Over the next several years, young Giuseppe Andolina had overcome prejudice and the language barrier to build an empire that would afford him to bring his parents to America and to provide him and Maria and their six children with an estate on the Upper East Side and private schools for all six. They were living their American Dream.
Joe Andolino had succumbed to the lure of early twentieth century America and its promises of golden opportunities and riches. He had persevered hardships and poverty to build an empire that included a chain of Italian markets, clothing stores and real estate holdings that assured him of a lifetime of comfort. He was the owner of several apartment buildings where he provided sanitary living conditions and, in a lot of instances, employment for his newly arrived countrymen.
By the late twenties, Joe was set for life, his children were approaching college age and Joe was opening up the world for his children. Then came that ominously infamous Black Friday in October when the stock market took a dive and people were losing their life savings. Joe’s empire was not saved from this financial disaster that overtook the country. The Stock Market was still a bit of a mystery to Joe. Joe understood working hard and dealing in tangible items such as real estate, groceries and clothes but had little understanding of the mystical world of the stock market.
Men were committing suicide on a daily bases over their financial loses. This Joe did not understand either. It was only money. He made a lot of it once and he felt confident that with Maria beside him, he could do it again. This would be something new for his children, but not for him or Maria. They would have to teach their children how to cope with the loss of money and to survive and rebuild. It would make them stronger people. His proud Italian heritage would see him through these tough times as it had before.
Over the next ten years, Joe and Maria had rebuilt their empire and in the process had taught their children how an empire is built. The Stock Market Crash made the Andolino family that much closer. As a family they soon became a force to be reckoned with on the financial front all across America. With war brewing in Europe they expanded into companies with defense contracts, which only bolstered their standing in their adopted homeland.
During the later days of the Depression, Joe and Maria had to give up their palatial estate on the Upper East Side. As soon as Joe could, he purchased the estate back from the bank. He presented the estate to Maria and the children at a big celebration that he held at the estate to formally welcome his six children into his business empire as full partners. They had all worked hard and suffered through the devastating financial setbacks that saw weaker families fall apart.
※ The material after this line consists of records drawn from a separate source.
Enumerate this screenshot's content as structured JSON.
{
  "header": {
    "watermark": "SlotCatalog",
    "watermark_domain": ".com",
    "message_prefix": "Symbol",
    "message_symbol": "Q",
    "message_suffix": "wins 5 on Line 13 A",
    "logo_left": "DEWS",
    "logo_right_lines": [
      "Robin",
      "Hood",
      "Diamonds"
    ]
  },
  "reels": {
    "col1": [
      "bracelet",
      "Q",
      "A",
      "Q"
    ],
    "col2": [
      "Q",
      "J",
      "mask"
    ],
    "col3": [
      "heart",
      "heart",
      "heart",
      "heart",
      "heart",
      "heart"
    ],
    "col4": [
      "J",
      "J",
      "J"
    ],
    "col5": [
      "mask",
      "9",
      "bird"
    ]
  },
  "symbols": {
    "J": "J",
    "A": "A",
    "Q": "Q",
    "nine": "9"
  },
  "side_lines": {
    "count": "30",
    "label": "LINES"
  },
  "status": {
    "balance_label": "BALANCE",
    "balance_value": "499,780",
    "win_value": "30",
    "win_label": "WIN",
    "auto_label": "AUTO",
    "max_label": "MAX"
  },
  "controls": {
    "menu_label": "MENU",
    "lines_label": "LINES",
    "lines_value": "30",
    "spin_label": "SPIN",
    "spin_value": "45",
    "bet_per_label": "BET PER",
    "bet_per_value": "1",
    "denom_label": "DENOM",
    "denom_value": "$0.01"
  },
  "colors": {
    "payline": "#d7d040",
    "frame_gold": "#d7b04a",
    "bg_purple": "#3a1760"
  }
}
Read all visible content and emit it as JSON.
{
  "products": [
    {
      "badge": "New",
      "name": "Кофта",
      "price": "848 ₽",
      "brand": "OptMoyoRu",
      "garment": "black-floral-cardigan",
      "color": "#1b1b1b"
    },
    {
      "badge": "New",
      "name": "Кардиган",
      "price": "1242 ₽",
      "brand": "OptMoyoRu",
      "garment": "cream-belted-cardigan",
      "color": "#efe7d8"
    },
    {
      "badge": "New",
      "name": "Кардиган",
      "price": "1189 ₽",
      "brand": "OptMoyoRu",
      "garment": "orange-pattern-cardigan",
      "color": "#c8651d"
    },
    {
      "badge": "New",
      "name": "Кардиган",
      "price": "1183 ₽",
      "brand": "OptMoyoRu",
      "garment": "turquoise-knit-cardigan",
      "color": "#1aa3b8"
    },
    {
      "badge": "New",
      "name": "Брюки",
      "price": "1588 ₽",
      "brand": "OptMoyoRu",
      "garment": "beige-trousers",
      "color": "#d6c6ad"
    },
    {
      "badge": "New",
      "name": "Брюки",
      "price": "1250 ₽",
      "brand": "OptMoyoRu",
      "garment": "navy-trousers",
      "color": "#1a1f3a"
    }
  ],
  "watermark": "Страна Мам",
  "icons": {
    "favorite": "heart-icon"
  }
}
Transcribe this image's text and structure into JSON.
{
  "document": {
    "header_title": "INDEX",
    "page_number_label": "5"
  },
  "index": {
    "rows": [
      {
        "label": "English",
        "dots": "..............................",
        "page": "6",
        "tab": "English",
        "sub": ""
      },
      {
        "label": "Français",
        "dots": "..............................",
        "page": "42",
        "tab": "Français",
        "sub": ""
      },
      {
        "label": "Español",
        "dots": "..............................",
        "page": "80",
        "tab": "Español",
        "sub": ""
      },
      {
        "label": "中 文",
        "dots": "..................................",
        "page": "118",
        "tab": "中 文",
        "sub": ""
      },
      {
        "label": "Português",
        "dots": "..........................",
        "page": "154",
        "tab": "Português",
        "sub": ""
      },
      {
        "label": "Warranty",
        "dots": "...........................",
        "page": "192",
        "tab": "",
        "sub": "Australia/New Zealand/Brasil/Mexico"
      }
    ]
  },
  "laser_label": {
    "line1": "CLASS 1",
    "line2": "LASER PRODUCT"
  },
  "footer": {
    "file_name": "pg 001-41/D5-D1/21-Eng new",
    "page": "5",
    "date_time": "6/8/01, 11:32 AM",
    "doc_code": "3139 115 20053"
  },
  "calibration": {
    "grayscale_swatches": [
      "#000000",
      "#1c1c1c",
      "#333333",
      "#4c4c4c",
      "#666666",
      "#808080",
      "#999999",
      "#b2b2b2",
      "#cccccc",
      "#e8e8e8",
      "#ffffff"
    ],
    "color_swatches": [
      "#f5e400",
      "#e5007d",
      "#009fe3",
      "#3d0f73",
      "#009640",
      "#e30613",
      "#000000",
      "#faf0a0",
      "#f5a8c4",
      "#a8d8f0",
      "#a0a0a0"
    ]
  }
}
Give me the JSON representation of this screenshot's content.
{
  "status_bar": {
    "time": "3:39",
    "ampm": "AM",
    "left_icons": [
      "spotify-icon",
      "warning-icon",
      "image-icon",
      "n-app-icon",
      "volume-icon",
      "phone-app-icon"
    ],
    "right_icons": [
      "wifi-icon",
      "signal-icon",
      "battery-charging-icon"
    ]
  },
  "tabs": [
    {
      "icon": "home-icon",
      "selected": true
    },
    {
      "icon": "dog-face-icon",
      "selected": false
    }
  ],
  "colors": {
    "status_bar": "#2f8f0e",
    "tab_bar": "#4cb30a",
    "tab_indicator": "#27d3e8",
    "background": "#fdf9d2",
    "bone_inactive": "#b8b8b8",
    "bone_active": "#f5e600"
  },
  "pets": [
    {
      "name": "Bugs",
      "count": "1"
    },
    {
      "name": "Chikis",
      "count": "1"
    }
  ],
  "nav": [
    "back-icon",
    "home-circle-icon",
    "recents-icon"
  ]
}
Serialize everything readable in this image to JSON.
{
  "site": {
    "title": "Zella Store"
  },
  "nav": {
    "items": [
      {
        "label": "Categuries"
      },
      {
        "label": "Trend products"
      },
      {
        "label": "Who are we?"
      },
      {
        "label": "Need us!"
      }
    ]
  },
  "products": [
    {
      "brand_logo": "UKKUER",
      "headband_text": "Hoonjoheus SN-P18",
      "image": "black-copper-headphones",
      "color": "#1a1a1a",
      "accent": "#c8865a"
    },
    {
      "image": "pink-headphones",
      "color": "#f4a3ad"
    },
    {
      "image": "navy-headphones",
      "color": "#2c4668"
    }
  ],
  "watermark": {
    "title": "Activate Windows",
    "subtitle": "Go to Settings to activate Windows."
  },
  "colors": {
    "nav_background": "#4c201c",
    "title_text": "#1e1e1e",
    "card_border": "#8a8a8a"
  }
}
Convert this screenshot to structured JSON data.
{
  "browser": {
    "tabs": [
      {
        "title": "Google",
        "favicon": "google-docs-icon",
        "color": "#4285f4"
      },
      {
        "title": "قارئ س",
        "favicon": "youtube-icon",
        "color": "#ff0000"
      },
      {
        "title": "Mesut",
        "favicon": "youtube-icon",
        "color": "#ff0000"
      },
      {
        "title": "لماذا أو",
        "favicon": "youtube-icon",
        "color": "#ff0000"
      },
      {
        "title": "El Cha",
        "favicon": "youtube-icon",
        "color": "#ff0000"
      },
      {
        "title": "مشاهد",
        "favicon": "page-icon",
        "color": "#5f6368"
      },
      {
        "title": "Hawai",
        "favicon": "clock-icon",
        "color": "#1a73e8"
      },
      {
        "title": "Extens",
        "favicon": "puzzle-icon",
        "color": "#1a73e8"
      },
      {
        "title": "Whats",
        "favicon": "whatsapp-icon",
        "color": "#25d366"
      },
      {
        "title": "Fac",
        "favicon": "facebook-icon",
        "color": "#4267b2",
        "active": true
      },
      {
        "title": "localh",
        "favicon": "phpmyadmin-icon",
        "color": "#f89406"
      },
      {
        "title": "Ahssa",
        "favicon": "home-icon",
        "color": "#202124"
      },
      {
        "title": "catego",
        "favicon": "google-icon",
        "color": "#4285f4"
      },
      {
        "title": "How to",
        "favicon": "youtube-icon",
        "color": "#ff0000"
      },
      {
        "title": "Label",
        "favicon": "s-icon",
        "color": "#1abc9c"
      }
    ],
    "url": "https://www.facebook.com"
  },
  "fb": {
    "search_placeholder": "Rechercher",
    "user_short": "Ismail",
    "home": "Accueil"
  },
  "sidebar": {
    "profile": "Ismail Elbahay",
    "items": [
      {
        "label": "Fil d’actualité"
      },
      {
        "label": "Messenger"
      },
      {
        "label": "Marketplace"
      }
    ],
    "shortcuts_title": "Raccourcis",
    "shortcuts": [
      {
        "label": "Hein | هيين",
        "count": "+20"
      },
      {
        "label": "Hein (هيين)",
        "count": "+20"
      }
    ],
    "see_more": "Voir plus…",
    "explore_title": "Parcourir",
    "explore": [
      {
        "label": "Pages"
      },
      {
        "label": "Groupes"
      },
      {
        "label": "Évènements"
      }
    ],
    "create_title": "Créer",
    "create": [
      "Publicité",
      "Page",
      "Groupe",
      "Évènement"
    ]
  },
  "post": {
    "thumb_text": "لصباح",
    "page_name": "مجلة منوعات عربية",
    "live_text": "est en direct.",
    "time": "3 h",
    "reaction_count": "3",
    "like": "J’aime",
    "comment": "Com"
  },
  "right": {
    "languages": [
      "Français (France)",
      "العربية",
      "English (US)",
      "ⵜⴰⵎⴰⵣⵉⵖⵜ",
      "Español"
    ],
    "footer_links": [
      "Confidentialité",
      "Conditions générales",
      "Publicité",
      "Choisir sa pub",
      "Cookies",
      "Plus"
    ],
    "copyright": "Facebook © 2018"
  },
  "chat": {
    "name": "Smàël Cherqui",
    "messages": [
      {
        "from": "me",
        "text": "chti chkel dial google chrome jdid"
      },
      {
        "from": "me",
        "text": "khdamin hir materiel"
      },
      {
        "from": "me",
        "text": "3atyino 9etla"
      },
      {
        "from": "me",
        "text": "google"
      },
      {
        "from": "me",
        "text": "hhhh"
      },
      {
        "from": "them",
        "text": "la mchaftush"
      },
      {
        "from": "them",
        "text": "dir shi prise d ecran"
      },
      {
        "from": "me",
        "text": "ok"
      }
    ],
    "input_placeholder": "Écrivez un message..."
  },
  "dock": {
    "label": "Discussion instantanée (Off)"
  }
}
They had heeded their parent’s sage business advice and succeeded in helping him rebuild his empire. They earned it. If the Andolino family could adhere to that strict work ethic started by Joe the Ragman they would be set financially for generations to come.